## DIRECTIONS
Write out the records again exactly and exclude the pictures.

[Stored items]

▬▬▬▬▬▬▬▬▬▬

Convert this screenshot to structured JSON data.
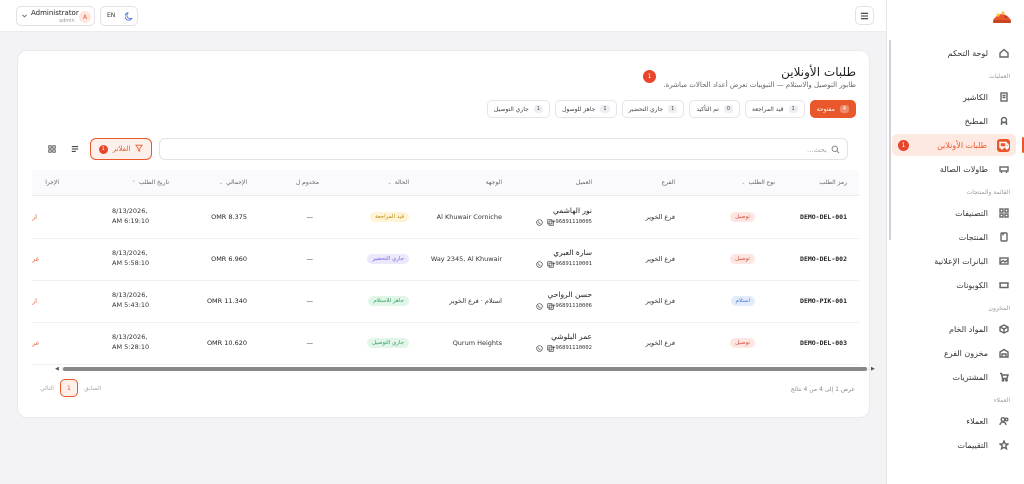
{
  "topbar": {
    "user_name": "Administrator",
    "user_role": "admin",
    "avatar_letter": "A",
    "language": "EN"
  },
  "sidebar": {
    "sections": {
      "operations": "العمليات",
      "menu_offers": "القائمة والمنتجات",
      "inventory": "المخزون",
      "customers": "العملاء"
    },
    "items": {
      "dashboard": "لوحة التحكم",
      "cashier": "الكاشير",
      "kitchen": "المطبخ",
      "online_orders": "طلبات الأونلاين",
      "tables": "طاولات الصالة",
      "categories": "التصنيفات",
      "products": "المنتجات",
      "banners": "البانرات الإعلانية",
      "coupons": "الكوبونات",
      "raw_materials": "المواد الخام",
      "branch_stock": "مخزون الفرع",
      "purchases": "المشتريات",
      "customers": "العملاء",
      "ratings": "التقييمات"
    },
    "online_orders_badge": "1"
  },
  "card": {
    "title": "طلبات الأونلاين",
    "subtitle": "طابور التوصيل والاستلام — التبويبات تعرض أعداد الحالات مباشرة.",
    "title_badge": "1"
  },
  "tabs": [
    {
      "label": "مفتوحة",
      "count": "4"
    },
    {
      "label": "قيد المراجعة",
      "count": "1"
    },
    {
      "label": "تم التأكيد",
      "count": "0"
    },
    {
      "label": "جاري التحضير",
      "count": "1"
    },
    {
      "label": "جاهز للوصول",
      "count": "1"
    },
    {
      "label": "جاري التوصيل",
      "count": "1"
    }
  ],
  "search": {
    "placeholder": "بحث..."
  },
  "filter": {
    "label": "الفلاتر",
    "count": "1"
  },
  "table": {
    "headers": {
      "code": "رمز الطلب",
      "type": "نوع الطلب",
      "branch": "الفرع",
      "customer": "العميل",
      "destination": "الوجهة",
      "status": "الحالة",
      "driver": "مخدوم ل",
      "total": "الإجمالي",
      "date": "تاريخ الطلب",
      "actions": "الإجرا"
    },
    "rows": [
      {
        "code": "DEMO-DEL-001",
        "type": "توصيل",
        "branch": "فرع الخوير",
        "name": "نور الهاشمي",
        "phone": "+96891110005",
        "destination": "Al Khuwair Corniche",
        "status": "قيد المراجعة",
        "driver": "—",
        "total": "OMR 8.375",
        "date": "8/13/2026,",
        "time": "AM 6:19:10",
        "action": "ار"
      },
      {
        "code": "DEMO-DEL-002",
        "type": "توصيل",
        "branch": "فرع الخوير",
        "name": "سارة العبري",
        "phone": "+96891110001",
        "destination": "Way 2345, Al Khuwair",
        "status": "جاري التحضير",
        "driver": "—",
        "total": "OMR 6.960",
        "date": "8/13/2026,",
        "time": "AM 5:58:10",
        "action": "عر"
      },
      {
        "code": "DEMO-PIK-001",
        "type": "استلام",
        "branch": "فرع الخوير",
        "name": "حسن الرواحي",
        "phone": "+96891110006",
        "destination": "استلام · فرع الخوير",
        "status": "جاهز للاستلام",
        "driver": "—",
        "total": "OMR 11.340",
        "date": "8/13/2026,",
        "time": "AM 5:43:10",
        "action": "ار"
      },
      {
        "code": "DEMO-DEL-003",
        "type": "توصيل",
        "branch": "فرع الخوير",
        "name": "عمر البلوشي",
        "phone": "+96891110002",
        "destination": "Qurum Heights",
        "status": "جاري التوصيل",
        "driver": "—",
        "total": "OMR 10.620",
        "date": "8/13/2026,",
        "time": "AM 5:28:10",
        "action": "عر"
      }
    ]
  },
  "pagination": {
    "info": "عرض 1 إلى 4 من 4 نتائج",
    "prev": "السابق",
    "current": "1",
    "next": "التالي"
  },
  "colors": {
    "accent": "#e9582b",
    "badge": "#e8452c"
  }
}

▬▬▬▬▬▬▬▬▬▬

## SOLUTION FOR THIS PROBLEM
Convert this screenshot to structured JSON data.
{
  "topbar": {
    "user_name": "Administrator",
    "user_role": "admin",
    "avatar_letter": "A",
    "language": "EN"
  },
  "sidebar": {
    "sections": {
      "operations": "العمليات",
      "menu_offers": "القائمة والمنتجات",
      "inventory": "المخزون",
      "customers": "العملاء"
    },
    "items": {
      "dashboard": "لوحة التحكم",
      "cashier": "الكاشير",
      "kitchen": "المطبخ",
      "online_orders": "طلبات الأونلاين",
      "tables": "طاولات الصالة",
      "categories": "التصنيفات",
      "products": "المنتجات",
      "banners": "البانرات الإعلانية",
      "coupons": "الكوبونات",
      "raw_materials": "المواد الخام",
      "branch_stock": "مخزون الفرع",
      "purchases": "المشتريات",
      "customers": "العملاء",
      "ratings": "التقييمات"
    },
    "online_orders_badge": "1"
  },
  "card": {
    "title": "طلبات الأونلاين",
    "subtitle": "طابور التوصيل والاستلام — التبويبات تعرض أعداد الحالات مباشرة.",
    "title_badge": "1"
  },
  "tabs": [
    {
      "label": "مفتوحة",
      "count": "4"
    },
    {
      "label": "قيد المراجعة",
      "count": "1"
    },
    {
      "label": "تم التأكيد",
      "count": "0"
    },
    {
      "label": "جاري التحضير",
      "count": "1"
    },
    {
      "label": "جاهز للوصول",
      "count": "1"
    },
    {
      "label": "جاري التوصيل",
      "count": "1"
    }
  ],
  "search": {
    "placeholder": "بحث..."
  },
  "filter": {
    "label": "الفلاتر",
    "count": "1"
  },
  "table": {
    "headers": {
      "code": "رمز الطلب",
      "type": "نوع الطلب",
      "branch": "الفرع",
      "customer": "العميل",
      "destination": "الوجهة",
      "status": "الحالة",
      "driver": "مخدوم ل",
      "total": "الإجمالي",
      "date": "تاريخ الطلب",
      "actions": "الإجرا"
    },
    "rows": [
      {
        "code": "DEMO-DEL-001",
        "type": "توصيل",
        "branch": "فرع الخوير",
        "name": "نور الهاشمي",
        "phone": "+96891110005",
        "destination": "Al Khuwair Corniche",
        "status": "قيد المراجعة",
        "driver": "—",
        "total": "OMR 8.375",
        "date": "8/13/2026,",
        "time": "AM 6:19:10",
        "action": "ار"
      },
      {
        "code": "DEMO-DEL-002",
        "type": "توصيل",
        "branch": "فرع الخوير",
        "name": "سارة العبري",
        "phone": "+96891110001",
        "destination": "Way 2345, Al Khuwair",
        "status": "جاري التحضير",
        "driver": "—",
        "total": "OMR 6.960",
        "date": "8/13/2026,",
        "time": "AM 5:58:10",
        "action": "عر"
      },
      {
        "code": "DEMO-PIK-001",
        "type": "استلام",
        "branch": "فرع الخوير",
        "name": "حسن الرواحي",
        "phone": "+96891110006",
        "destination": "استلام · فرع الخوير",
        "status": "جاهز للاستلام",
        "driver": "—",
        "total": "OMR 11.340",
        "date": "8/13/2026,",
        "time": "AM 5:43:10",
        "action": "ار"
      },
      {
        "code": "DEMO-DEL-003",
        "type": "توصيل",
        "branch": "فرع الخوير",
        "name": "عمر البلوشي",
        "phone": "+96891110002",
        "destination": "Qurum Heights",
        "status": "جاري التوصيل",
        "driver": "—",
        "total": "OMR 10.620",
        "date": "8/13/2026,",
        "time": "AM 5:28:10",
        "action": "عر"
      }
    ]
  },
  "pagination": {
    "info": "عرض 1 إلى 4 من 4 نتائج",
    "prev": "السابق",
    "current": "1",
    "next": "التالي"
  },
  "colors": {
    "accent": "#e9582b",
    "badge": "#e8452c"
  }
}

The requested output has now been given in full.